Late-stage tech startups face a changing public market environment, but their early-stage counterparts are in a completely different world. The cohort has had access to ample capital in recent quarters, giving them a venture capital bubble that provides some protection from rapid changes in the larger economy.
While the bubble doesn’t pop, it changes shape.
We may not see early stage startups going through aggressive layoffs or experiencing rapid write-downs due to changing market conditions, but there is another signal worth following: pivots.
Pivots – a change in business strategy based on a new insight or market trend – are somewhat unavoidable for young companies that are still looking for a product-market fit. I would say pivots are more important to track than fundraising as they provide a snapshot of a startup responding to new tensions in the market.
Furthermore, unlike funding rounds, a pivot is a clear signal that something is changing, a different tension than a group of investors confirming that a founder is on to something big.
After talks with a number of investors and founders, it’s clear that the coming weeks and months will see many subtle shifts in the way early-stage startups do business. Some are re-prioritising objectives to reduce risk, while others are pursuing new, shorter-term business models to finally bring in some revenue.
Pivots were popular before the market changed. Everyone turned to Clubhouse and then everyone turned to the metaverse.
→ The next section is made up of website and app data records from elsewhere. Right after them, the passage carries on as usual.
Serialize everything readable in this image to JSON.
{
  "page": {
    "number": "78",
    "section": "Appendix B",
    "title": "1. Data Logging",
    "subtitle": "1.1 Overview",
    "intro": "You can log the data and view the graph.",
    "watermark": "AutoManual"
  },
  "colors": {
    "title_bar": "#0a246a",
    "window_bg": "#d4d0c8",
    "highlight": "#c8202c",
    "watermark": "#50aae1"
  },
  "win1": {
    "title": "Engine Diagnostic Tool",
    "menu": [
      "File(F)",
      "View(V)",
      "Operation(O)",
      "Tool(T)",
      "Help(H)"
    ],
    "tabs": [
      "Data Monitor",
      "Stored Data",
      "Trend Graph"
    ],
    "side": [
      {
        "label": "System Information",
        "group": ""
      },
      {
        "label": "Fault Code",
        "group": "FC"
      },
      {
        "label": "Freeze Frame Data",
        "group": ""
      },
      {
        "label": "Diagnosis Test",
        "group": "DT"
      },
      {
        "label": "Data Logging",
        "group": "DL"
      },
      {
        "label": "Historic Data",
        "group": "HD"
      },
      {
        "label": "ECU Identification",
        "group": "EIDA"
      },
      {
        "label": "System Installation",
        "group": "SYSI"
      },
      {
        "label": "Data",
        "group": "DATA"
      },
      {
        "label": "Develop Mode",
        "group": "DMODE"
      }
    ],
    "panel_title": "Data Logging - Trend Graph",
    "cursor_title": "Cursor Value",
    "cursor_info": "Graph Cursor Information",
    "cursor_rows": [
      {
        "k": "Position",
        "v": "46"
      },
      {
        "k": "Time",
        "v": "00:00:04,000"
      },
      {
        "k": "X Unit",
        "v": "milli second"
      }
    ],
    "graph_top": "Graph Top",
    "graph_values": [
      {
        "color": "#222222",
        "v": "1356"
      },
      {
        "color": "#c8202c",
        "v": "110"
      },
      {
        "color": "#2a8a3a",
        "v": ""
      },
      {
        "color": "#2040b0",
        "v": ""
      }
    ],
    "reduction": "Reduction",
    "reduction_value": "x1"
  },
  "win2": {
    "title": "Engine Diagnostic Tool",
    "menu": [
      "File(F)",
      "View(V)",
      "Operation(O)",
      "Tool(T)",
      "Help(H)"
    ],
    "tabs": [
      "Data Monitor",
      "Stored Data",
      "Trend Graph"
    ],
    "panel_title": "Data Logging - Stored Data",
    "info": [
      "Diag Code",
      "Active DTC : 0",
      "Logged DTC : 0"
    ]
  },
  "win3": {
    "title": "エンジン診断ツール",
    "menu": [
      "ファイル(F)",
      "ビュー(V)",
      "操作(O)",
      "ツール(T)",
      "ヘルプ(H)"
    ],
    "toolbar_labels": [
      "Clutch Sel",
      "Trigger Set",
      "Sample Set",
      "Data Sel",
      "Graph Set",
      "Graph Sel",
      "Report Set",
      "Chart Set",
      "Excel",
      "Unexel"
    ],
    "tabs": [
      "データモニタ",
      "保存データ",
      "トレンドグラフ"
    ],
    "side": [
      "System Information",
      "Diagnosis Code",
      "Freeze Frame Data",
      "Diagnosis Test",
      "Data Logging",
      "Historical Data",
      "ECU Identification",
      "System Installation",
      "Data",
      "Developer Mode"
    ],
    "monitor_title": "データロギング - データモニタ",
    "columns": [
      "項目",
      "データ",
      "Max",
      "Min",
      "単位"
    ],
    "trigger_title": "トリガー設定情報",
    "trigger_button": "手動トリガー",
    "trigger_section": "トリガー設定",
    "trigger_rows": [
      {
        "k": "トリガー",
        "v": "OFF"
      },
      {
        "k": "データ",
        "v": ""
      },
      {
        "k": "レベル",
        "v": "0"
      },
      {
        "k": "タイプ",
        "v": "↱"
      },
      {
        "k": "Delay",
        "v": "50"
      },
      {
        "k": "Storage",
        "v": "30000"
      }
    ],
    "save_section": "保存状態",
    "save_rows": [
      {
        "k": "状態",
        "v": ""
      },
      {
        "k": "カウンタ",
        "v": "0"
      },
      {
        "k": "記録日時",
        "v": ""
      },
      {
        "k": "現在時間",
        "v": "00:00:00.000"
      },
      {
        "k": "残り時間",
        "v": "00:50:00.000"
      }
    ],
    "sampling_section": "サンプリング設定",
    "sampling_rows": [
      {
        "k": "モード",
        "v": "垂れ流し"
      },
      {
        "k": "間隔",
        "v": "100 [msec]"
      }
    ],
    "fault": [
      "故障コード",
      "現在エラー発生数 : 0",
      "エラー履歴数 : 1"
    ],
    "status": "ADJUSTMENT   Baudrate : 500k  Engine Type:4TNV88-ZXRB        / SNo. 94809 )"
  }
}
Now everyone is moving towards more sustainable revenue models.
Winnie, a startup that connects parents with childcare, told Marketingwithanoy this week that it is launching a new product: Winnie Pro. The service helps nurseries grow and manage their business, not just fill empty seats.
Winnie Pro also means that the company, which has investment money from Unusual Ventures, Homebrew, Day One Ventures, Reach Capital and most recently, Salesforce Ventures, has a comprehensive business model.
Previously, Winnie made money based on the number of parents she sent to a daycare center, or the pay-per-lead model. The strategy worked well during the pandemic as Winnie experienced an increase in traffic, leading to an 8x growth in sales, said CEO Sara Mauskopf. The company is now evolving into a place where it wants to do more than just put “butts on chairs”.
“Unlike subscription revenue, [pay-per-lead] varies each month based on how many parents you’re trying to take care of,” Mauskopf said. .”
The company is now moving towards a SaaS-like model in which it charges a monthly fee, which varies based on the capacity of the center, to help businesses with marketing, subscriptions and even staffing. “Incorporating services that are always useful to your business is one way to always deliver value to these providers as well, not just when they need seats,” Mauskopf added.
The running business model feels like a natural evolution for the company, which can now provide consultancy-style advice to centers based on the demand it sees from parents. For example, Winnie might tell a company that parents in their area are hungry for walk-in childcare and advise them to hire accordingly to the demand for services, ultimately increasing revenue. Flywheels feel good, don’t they?
The move from a consumer market to a B2B software model and marketplace is an example of how startups today are evolving to be more ambitious and tacky in serving their customers.